[Collected data entries]
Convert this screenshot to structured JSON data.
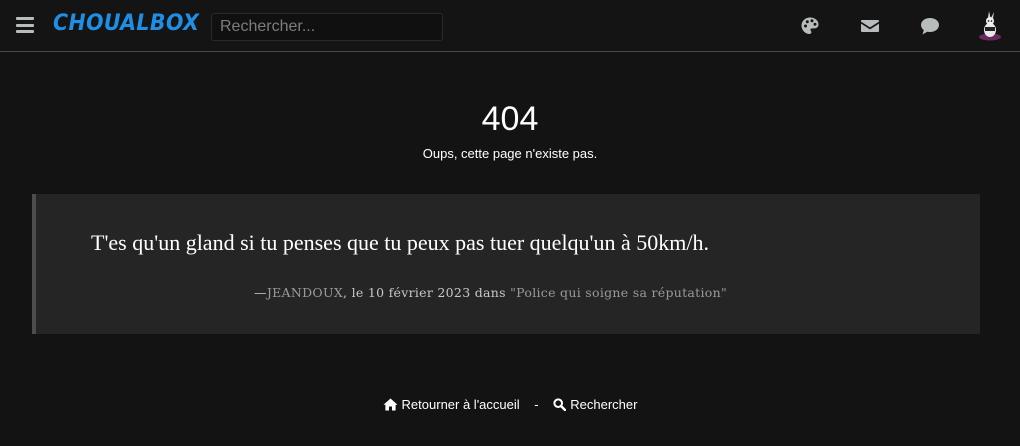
{
  "header": {
    "brand": "CHOUALBOX",
    "search_placeholder": "Rechercher...",
    "icons": [
      "menu-icon",
      "palette-icon",
      "envelope-icon",
      "comment-icon",
      "avatar"
    ]
  },
  "error": {
    "code": "404",
    "message": "Oups, cette page n'existe pas."
  },
  "quote": {
    "text": "T'es qu'un gland si tu penses que tu peux pas tuer quelqu'un à 50km/h.",
    "dash": "—",
    "author": "JEANDOUX",
    "middle": ", le 10 février 2023 dans ",
    "source": "\"Police qui soigne sa réputation\""
  },
  "footer": {
    "home_label": "Retourner à l'accueil",
    "separator": "-",
    "search_label": "Rechercher"
  },
  "colors": {
    "background": "#131313",
    "brand": "#1f8fe6",
    "quote_background": "#252525",
    "quote_border": "#4d4d4d"
  }
}
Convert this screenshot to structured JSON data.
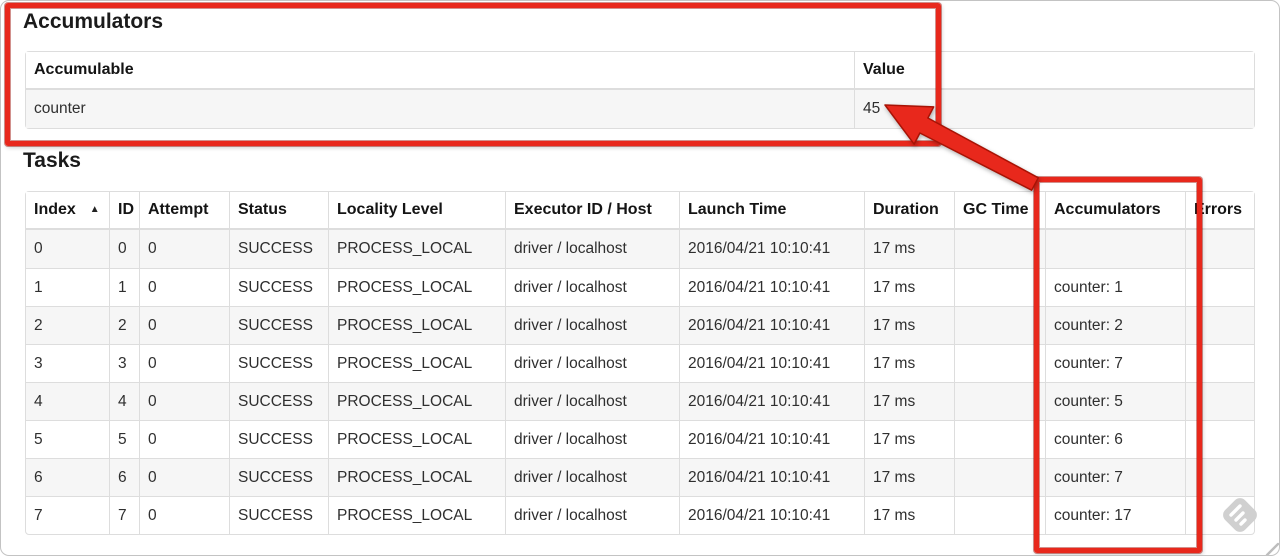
{
  "accumulators_section": {
    "title": "Accumulators",
    "table": {
      "headers": [
        "Accumulable",
        "Value"
      ],
      "rows": [
        {
          "accumulable": "counter",
          "value": "45"
        }
      ]
    }
  },
  "tasks_section": {
    "title": "Tasks",
    "table": {
      "headers": [
        "Index",
        "ID",
        "Attempt",
        "Status",
        "Locality Level",
        "Executor ID / Host",
        "Launch Time",
        "Duration",
        "GC Time",
        "Accumulators",
        "Errors"
      ],
      "sort_indicator": "▲",
      "rows": [
        {
          "index": "0",
          "id": "0",
          "attempt": "0",
          "status": "SUCCESS",
          "locality_level": "PROCESS_LOCAL",
          "executor_id_host": "driver / localhost",
          "launch_time": "2016/04/21 10:10:41",
          "duration": "17 ms",
          "gc_time": "",
          "accumulators": "",
          "errors": ""
        },
        {
          "index": "1",
          "id": "1",
          "attempt": "0",
          "status": "SUCCESS",
          "locality_level": "PROCESS_LOCAL",
          "executor_id_host": "driver / localhost",
          "launch_time": "2016/04/21 10:10:41",
          "duration": "17 ms",
          "gc_time": "",
          "accumulators": "counter: 1",
          "errors": ""
        },
        {
          "index": "2",
          "id": "2",
          "attempt": "0",
          "status": "SUCCESS",
          "locality_level": "PROCESS_LOCAL",
          "executor_id_host": "driver / localhost",
          "launch_time": "2016/04/21 10:10:41",
          "duration": "17 ms",
          "gc_time": "",
          "accumulators": "counter: 2",
          "errors": ""
        },
        {
          "index": "3",
          "id": "3",
          "attempt": "0",
          "status": "SUCCESS",
          "locality_level": "PROCESS_LOCAL",
          "executor_id_host": "driver / localhost",
          "launch_time": "2016/04/21 10:10:41",
          "duration": "17 ms",
          "gc_time": "",
          "accumulators": "counter: 7",
          "errors": ""
        },
        {
          "index": "4",
          "id": "4",
          "attempt": "0",
          "status": "SUCCESS",
          "locality_level": "PROCESS_LOCAL",
          "executor_id_host": "driver / localhost",
          "launch_time": "2016/04/21 10:10:41",
          "duration": "17 ms",
          "gc_time": "",
          "accumulators": "counter: 5",
          "errors": ""
        },
        {
          "index": "5",
          "id": "5",
          "attempt": "0",
          "status": "SUCCESS",
          "locality_level": "PROCESS_LOCAL",
          "executor_id_host": "driver / localhost",
          "launch_time": "2016/04/21 10:10:41",
          "duration": "17 ms",
          "gc_time": "",
          "accumulators": "counter: 6",
          "errors": ""
        },
        {
          "index": "6",
          "id": "6",
          "attempt": "0",
          "status": "SUCCESS",
          "locality_level": "PROCESS_LOCAL",
          "executor_id_host": "driver / localhost",
          "launch_time": "2016/04/21 10:10:41",
          "duration": "17 ms",
          "gc_time": "",
          "accumulators": "counter: 7",
          "errors": ""
        },
        {
          "index": "7",
          "id": "7",
          "attempt": "0",
          "status": "SUCCESS",
          "locality_level": "PROCESS_LOCAL",
          "executor_id_host": "driver / localhost",
          "launch_time": "2016/04/21 10:10:41",
          "duration": "17 ms",
          "gc_time": "",
          "accumulators": "counter: 17",
          "errors": ""
        }
      ]
    }
  },
  "annotations": {
    "accent_color": "#e8281c",
    "boxes": [
      {
        "target": "accumulators-section"
      },
      {
        "target": "accumulators-column"
      }
    ],
    "arrow": {
      "from": "accumulators-column-box",
      "points_to": "accumulator-value-45"
    }
  },
  "watermark": {
    "icon": "feedly-diamond-icon",
    "color": "#d0d0d0"
  }
}
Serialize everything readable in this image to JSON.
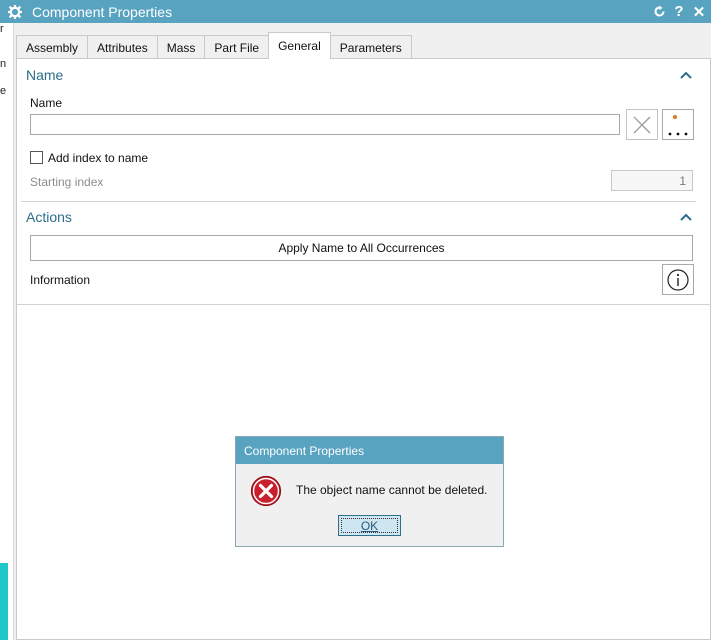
{
  "window": {
    "title": "Component Properties",
    "icons": {
      "settings": "gear-icon",
      "reset": "reset-icon",
      "help": "help-icon",
      "close": "close-icon"
    },
    "help_glyph": "?",
    "close_glyph": "✕"
  },
  "background_app": {
    "chars": [
      "r",
      "n",
      "e"
    ]
  },
  "tabs": [
    {
      "label": "Assembly",
      "active": false
    },
    {
      "label": "Attributes",
      "active": false
    },
    {
      "label": "Mass",
      "active": false
    },
    {
      "label": "Part File",
      "active": false
    },
    {
      "label": "General",
      "active": true
    },
    {
      "label": "Parameters",
      "active": false
    }
  ],
  "name_section": {
    "title": "Name",
    "name_label": "Name",
    "name_value": "",
    "add_index_label": "Add index to name",
    "add_index_checked": false,
    "starting_index_label": "Starting index",
    "starting_index_value": "1"
  },
  "actions_section": {
    "title": "Actions",
    "apply_label": "Apply Name to All Occurrences",
    "information_label": "Information"
  },
  "modal": {
    "title": "Component Properties",
    "message": "The object name cannot be deleted.",
    "ok_label": "OK"
  },
  "colors": {
    "titlebar": "#58a3c0",
    "section_title": "#2b6e8a",
    "error_red": "#c8202c",
    "accent_orange": "#e07a1a"
  }
}
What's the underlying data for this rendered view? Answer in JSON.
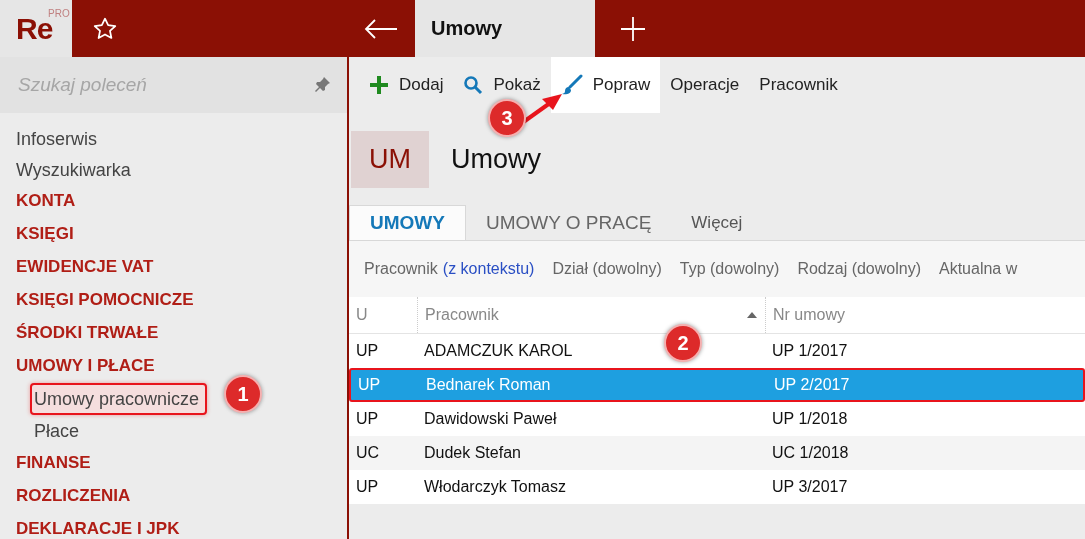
{
  "app": {
    "logo": "Re",
    "edition": "PRO"
  },
  "tab": {
    "title": "Umowy"
  },
  "search": {
    "placeholder": "Szukaj poleceń"
  },
  "sidebar": {
    "items": [
      {
        "label": "Infoserwis",
        "kind": "link"
      },
      {
        "label": "Wyszukiwarka",
        "kind": "link"
      },
      {
        "label": "KONTA",
        "kind": "group"
      },
      {
        "label": "KSIĘGI",
        "kind": "group"
      },
      {
        "label": "EWIDENCJE VAT",
        "kind": "group"
      },
      {
        "label": "KSIĘGI POMOCNICZE",
        "kind": "group"
      },
      {
        "label": "ŚRODKI TRWAŁE",
        "kind": "group"
      },
      {
        "label": "UMOWY I PŁACE",
        "kind": "group",
        "children": [
          {
            "label": "Umowy pracownicze",
            "selected": true
          },
          {
            "label": "Płace",
            "selected": false
          }
        ]
      },
      {
        "label": "FINANSE",
        "kind": "group"
      },
      {
        "label": "ROZLICZENIA",
        "kind": "group"
      },
      {
        "label": "DEKLARACJE I JPK",
        "kind": "group"
      }
    ]
  },
  "toolbar": [
    {
      "label": "Dodaj",
      "kind": "add",
      "selected": false
    },
    {
      "label": "Pokaż",
      "kind": "show",
      "selected": false
    },
    {
      "label": "Popraw",
      "kind": "edit",
      "selected": true
    },
    {
      "label": "Operacje",
      "kind": "text",
      "selected": false
    },
    {
      "label": "Pracownik",
      "kind": "text",
      "selected": false
    }
  ],
  "header": {
    "badge": "UM",
    "title": "Umowy"
  },
  "tabs": [
    {
      "label": "UMOWY",
      "selected": true
    },
    {
      "label": "UMOWY O PRACĘ",
      "selected": false
    },
    {
      "label": "Więcej",
      "selected": false
    }
  ],
  "filters": [
    {
      "label": "Pracownik",
      "value": "(z kontekstu)"
    },
    {
      "label": "Dział (dowolny)"
    },
    {
      "label": "Typ (dowolny)"
    },
    {
      "label": "Rodzaj (dowolny)"
    },
    {
      "label": "Aktualna w"
    }
  ],
  "table": {
    "columns": [
      {
        "label": "U",
        "sorted": false
      },
      {
        "label": "Pracownik",
        "sorted": true
      },
      {
        "label": "Nr umowy",
        "sorted": false
      }
    ],
    "rows": [
      {
        "cells": [
          "UP",
          "ADAMCZUK KAROL",
          "UP 1/2017"
        ],
        "selected": false
      },
      {
        "cells": [
          "UP",
          "Bednarek Roman",
          "UP 2/2017"
        ],
        "selected": true
      },
      {
        "cells": [
          "UP",
          "Dawidowski Paweł",
          "UP 1/2018"
        ],
        "selected": false
      },
      {
        "cells": [
          "UC",
          "Dudek Stefan",
          "UC 1/2018"
        ],
        "selected": false
      },
      {
        "cells": [
          "UP",
          "Włodarczyk Tomasz",
          "UP 3/2017"
        ],
        "selected": false
      }
    ]
  },
  "annotations": [
    {
      "label": "1"
    },
    {
      "label": "2"
    },
    {
      "label": "3"
    }
  ]
}
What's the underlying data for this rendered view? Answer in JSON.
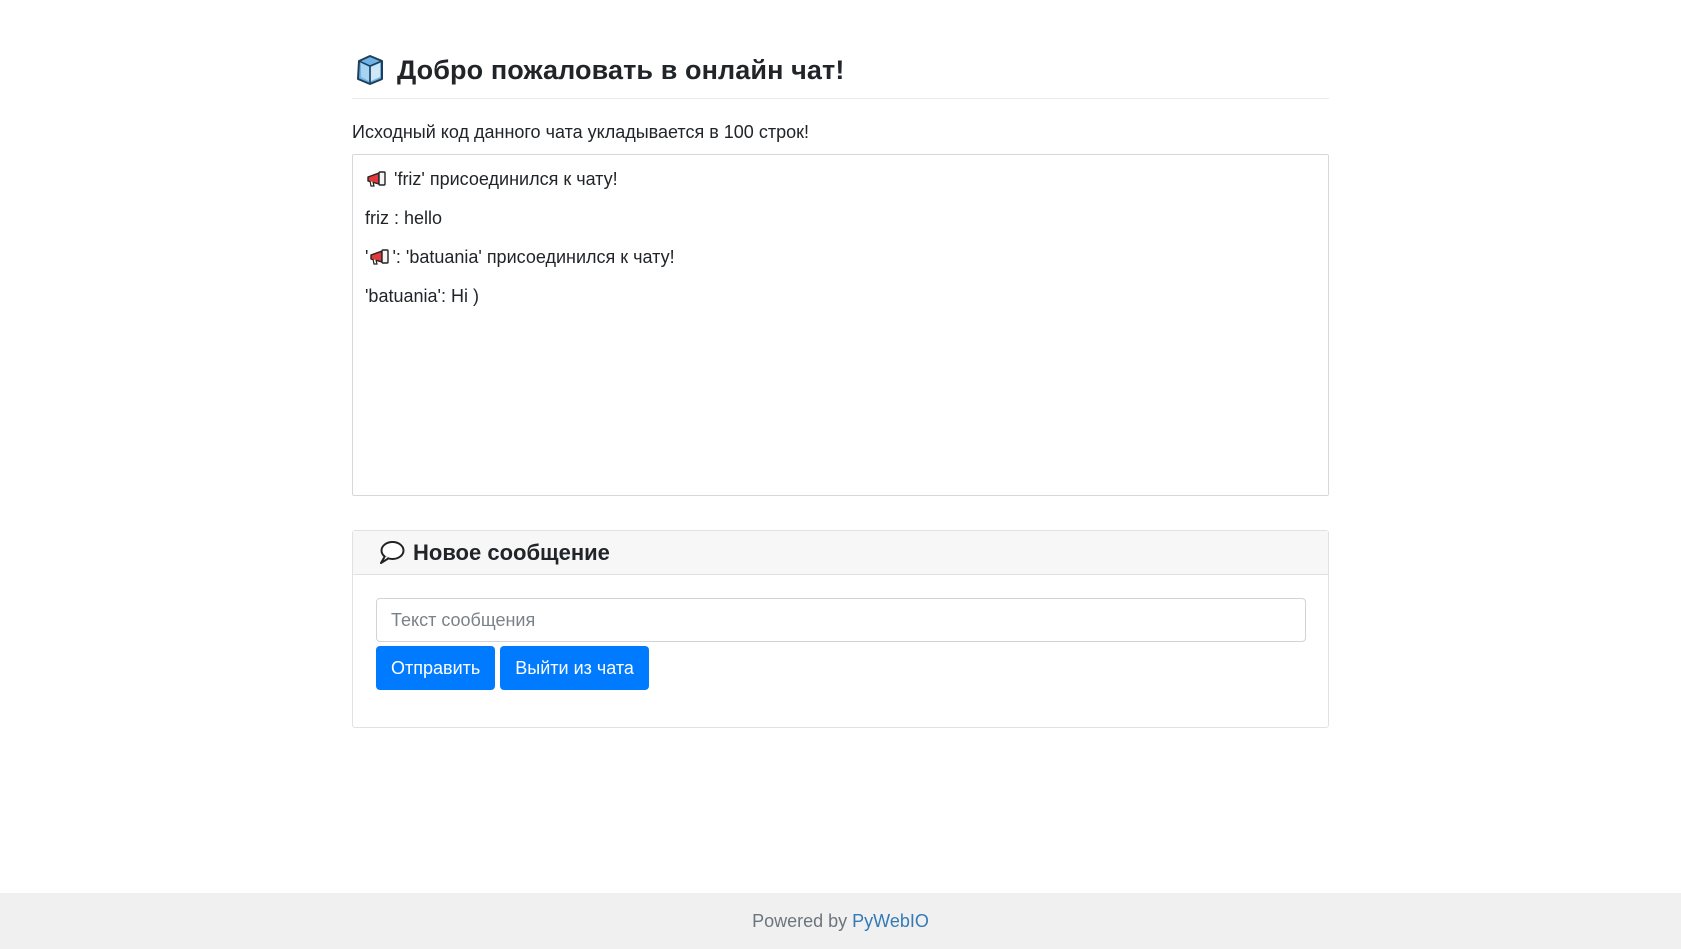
{
  "header": {
    "title": "Добро пожаловать в онлайн чат!",
    "icon": "ice-cube-icon"
  },
  "subtitle": "Исходный код данного чата укладывается в 100 строк!",
  "chat": {
    "messages": [
      {
        "prefix": "",
        "icon": "megaphone-icon",
        "text": " 'friz' присоединился к чату!"
      },
      {
        "prefix": "",
        "icon": "",
        "text": "friz : hello"
      },
      {
        "prefix": "'",
        "icon": "megaphone-icon",
        "text": "': 'batuania' присоединился к чату!"
      },
      {
        "prefix": "",
        "icon": "",
        "text": "'batuania': Hi )"
      }
    ]
  },
  "compose": {
    "title": "Новое сообщение",
    "icon": "speech-bubble-icon",
    "input_placeholder": "Текст сообщения",
    "input_value": "",
    "send_label": "Отправить",
    "leave_label": "Выйти из чата"
  },
  "footer": {
    "powered_by": "Powered by",
    "link_label": "PyWebIO"
  },
  "colors": {
    "primary": "#007bff",
    "footer_bg": "#f0f0f0",
    "link": "#337ab7"
  }
}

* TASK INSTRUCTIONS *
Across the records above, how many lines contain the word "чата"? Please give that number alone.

* OUTPUT FOR THIS TASK *
2